[Start of Attachment]

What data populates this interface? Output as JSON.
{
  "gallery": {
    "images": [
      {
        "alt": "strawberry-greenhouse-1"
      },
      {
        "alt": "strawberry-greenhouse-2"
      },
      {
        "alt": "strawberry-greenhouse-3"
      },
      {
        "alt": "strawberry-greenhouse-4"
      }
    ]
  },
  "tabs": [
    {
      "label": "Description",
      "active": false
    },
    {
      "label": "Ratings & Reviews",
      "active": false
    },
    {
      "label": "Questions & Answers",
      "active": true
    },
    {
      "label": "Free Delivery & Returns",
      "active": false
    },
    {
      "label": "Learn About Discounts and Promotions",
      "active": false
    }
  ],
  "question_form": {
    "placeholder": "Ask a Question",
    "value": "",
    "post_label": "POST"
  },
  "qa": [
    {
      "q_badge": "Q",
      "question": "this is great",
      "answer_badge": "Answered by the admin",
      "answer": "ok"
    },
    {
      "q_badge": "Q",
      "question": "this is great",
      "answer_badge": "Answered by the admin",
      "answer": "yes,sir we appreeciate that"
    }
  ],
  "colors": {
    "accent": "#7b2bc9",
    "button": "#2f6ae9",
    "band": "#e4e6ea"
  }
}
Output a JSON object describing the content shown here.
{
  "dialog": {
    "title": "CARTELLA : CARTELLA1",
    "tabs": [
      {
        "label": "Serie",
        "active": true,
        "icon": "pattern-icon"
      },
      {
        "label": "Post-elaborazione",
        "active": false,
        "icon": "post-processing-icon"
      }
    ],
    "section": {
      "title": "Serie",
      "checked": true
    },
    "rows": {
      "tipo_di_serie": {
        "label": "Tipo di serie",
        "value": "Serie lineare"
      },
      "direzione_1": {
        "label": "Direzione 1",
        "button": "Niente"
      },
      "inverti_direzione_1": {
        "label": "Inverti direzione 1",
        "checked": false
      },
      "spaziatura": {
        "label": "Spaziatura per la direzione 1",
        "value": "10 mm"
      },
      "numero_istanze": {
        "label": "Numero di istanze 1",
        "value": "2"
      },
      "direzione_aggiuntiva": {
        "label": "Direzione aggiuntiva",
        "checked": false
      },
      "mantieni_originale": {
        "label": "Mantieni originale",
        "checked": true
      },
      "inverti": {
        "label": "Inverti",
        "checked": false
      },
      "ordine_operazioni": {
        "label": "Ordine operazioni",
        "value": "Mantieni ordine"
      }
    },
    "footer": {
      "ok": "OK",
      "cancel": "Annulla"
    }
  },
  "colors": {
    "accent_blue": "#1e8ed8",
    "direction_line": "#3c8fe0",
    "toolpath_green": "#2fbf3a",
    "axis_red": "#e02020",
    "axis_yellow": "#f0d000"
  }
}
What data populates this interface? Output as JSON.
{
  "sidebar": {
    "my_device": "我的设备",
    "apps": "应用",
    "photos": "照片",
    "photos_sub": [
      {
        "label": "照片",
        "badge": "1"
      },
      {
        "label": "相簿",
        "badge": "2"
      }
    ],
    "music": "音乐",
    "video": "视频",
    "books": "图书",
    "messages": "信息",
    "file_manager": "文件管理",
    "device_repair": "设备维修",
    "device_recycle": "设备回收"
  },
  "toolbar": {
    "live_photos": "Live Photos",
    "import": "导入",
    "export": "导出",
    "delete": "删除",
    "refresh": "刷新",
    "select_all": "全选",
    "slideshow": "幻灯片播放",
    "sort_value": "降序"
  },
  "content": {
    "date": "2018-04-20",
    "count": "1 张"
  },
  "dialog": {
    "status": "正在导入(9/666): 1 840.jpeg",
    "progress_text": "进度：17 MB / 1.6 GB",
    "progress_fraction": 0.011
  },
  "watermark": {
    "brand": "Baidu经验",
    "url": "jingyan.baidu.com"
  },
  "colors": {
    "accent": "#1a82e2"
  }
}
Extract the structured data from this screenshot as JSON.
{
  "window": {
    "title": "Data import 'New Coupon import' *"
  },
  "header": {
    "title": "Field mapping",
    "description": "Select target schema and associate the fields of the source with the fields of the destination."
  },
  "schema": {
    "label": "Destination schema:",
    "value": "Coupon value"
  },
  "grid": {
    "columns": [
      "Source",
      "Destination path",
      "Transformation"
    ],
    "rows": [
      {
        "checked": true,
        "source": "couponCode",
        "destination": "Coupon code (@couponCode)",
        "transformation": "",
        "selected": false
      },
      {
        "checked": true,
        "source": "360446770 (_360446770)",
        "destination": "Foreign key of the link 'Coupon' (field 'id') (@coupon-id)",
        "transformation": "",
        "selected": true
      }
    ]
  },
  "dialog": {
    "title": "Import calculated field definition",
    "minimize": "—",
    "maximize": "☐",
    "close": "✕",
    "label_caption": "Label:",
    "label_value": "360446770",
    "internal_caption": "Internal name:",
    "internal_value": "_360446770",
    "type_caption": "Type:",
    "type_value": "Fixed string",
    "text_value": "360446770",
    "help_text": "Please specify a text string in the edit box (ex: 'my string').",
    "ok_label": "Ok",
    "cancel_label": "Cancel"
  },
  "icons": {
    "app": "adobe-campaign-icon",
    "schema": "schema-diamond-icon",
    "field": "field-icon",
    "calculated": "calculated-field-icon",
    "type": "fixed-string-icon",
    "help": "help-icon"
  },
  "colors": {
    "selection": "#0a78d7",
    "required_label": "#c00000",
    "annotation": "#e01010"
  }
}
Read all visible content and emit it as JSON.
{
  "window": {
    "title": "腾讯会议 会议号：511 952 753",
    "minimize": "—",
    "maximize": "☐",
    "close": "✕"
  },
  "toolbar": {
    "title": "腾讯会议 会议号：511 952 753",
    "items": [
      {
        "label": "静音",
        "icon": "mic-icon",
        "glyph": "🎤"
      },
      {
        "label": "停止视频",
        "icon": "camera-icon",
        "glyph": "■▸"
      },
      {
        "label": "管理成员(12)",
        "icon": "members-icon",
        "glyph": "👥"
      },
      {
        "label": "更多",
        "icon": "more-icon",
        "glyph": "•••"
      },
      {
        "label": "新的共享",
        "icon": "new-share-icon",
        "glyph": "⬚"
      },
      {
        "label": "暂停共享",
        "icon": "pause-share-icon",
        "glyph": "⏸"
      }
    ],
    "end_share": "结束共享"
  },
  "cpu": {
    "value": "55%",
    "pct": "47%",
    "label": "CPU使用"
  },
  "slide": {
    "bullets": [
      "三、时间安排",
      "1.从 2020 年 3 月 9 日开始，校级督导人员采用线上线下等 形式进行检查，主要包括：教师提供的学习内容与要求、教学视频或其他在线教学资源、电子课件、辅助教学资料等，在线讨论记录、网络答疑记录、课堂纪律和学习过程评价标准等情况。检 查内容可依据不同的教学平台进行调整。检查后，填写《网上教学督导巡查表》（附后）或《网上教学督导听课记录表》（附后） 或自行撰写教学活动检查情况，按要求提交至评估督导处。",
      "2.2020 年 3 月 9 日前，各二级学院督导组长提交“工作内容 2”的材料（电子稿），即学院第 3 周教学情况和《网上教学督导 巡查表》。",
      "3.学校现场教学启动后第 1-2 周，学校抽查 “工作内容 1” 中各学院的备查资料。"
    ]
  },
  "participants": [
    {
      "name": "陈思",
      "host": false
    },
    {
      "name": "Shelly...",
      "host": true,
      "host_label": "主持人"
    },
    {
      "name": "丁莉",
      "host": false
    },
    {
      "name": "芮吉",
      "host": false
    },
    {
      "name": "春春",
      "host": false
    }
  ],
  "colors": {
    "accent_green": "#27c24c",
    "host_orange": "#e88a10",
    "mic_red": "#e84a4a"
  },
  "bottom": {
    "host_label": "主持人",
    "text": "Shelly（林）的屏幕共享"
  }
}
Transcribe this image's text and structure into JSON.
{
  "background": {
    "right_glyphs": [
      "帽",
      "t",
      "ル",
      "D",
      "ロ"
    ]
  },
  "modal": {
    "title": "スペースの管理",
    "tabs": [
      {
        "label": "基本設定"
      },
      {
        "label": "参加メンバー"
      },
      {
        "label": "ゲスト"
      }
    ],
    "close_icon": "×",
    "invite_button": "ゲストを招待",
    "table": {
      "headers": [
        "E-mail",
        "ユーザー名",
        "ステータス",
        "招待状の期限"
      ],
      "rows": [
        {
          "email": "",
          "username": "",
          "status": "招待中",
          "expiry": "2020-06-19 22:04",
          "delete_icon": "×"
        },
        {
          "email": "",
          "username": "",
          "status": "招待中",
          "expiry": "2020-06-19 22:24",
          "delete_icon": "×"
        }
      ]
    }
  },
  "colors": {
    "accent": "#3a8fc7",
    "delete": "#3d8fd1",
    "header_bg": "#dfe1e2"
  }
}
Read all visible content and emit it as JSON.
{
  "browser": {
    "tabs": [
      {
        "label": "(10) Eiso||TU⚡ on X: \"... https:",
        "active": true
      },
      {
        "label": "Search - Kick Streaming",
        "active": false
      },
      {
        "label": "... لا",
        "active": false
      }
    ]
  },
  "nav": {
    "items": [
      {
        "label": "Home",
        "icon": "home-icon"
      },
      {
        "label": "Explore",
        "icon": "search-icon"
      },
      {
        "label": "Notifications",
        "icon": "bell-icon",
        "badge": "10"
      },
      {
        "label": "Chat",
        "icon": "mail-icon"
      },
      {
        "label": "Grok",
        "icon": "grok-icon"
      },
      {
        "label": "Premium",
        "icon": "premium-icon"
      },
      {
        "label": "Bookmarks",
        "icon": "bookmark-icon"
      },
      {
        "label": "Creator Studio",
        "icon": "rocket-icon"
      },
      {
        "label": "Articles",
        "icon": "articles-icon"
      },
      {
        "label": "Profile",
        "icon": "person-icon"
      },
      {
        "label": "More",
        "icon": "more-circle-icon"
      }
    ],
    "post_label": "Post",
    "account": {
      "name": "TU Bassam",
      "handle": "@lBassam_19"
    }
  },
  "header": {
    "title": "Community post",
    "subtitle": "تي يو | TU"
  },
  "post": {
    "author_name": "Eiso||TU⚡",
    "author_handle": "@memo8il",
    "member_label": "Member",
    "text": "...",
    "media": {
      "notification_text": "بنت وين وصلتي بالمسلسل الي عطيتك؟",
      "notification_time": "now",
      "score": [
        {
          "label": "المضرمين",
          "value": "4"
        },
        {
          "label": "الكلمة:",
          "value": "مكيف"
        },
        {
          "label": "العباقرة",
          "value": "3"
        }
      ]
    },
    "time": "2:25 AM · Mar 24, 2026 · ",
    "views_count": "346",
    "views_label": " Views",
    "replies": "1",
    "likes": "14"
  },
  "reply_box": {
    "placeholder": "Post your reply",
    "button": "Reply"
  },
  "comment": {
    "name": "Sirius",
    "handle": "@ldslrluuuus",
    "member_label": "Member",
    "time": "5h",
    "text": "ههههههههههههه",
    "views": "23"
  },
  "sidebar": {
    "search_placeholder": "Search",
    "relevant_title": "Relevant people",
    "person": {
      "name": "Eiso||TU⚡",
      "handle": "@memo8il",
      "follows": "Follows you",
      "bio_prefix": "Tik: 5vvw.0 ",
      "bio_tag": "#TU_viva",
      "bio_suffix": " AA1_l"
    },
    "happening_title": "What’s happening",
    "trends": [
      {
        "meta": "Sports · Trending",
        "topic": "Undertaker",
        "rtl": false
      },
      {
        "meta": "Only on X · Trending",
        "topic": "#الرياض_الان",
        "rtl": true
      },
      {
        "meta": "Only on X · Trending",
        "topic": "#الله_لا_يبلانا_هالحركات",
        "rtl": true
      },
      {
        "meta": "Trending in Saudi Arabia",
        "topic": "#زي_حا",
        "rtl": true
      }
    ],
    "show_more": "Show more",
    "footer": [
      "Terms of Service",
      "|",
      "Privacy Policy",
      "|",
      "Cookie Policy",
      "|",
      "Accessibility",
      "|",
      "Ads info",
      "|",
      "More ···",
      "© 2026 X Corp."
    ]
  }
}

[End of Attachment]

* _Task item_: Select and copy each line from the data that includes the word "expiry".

* _Response area_:
          "expiry": "2020-06-19 22:04",
          "expiry": "2020-06-19 22:24",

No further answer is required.